Oren Grad
29-Apr-2006, 10:28
Notch codes for Ilford films are in the individual product fact sheets available here (http://www.ilfordphoto.com/products/producttype.asp?n=3&t=Consumer+%26+Professional+Films).

Oren Grad
29-Apr-2006, 10:32
Notch codes for Fuji films are in the individual product data sheets available here (http://www.fujifilmusa.com/JSP/fuji/epartners/proPhotoProductsFilm.jsp).

29-Apr-2006, 10:46

Thank you!

The Kodak technical sheets work for me. That's Portra 160 eliminated.

I'm so relieved I don't use Kodak E6 sheet film - how is anyone supposed to be able to discern these in the dark?

EKTACHROME 64 Professional / EPR

EKTACHROME 100 Professional / EPN

EKTACHROME 100 Plus Professional / EPP

EKTACHROME 64T Professional / EPY




EKTACHROME Electronic Output 100

EKTACHROME Electronic Output 64T

Best wishes,


Oren Grad
29-Apr-2006, 11:12
James -

I try really hard to stick to one film wherever I can, or at least one film per format. And if I can't, I label the holders. I think I'd just lose it if I had to try to distinguish emulsions within a given manufacturer's product line by feeling the code notches.


...ham-fingered Oren

Donald Qualls
29-Apr-2006, 16:45
I'm so relieved I don't use Kodak E6 sheet film - how is anyone supposed to be able to discern these in the dark?

For most purposes, you wouldn't even care, would you? They all get E-6 process; just put them all in the box and figure it out when you get the trannies back. Not to mention it's hard to envision using that whole list of wildly disparate films in one shoot, and thus having them mixed up. And if you mixed them before shooting, well, shame on you!

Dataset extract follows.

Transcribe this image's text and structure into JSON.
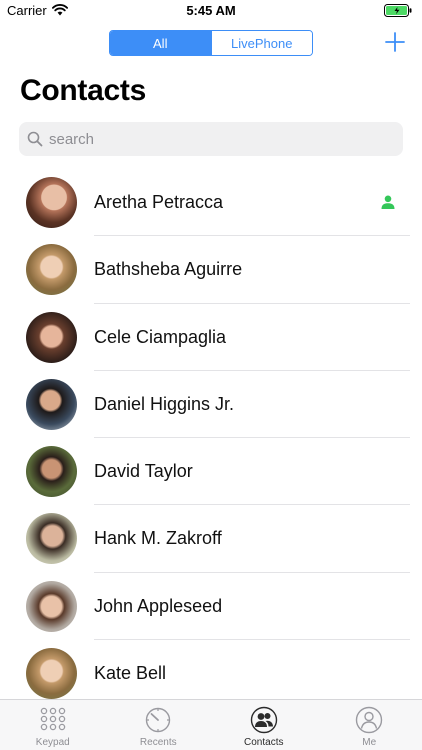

FWIW, to date in 4x5 I've used only two films; Classic 400, with a single V notch, and Fomapan 100, with a single half-round notch. In 9x12 cm, I have Fomapan 100 (same notch as 4x5) and old, expired Tri-X Professional, with three closely spaced V notches. If I find myself trying to keep track of ten different sheet films from a single session, I might just have to rethink what I'm doing...

Donald Qualls
30-Apr-2006, 15:50
Well, just to keep us on our toes -- I just opened a new box of film, and Arista .EDU (Made in Hungary) 400 film, from the same factory as Classic 400 (both Forte), has three V notches, very similar to the 9x12 cm Tri-X sheets I have. Sure hope I don't have to try to distinguish *those* in the dark, because the Fortepan 400, whatever label is on the box, requires about 50% more development than Tri-X...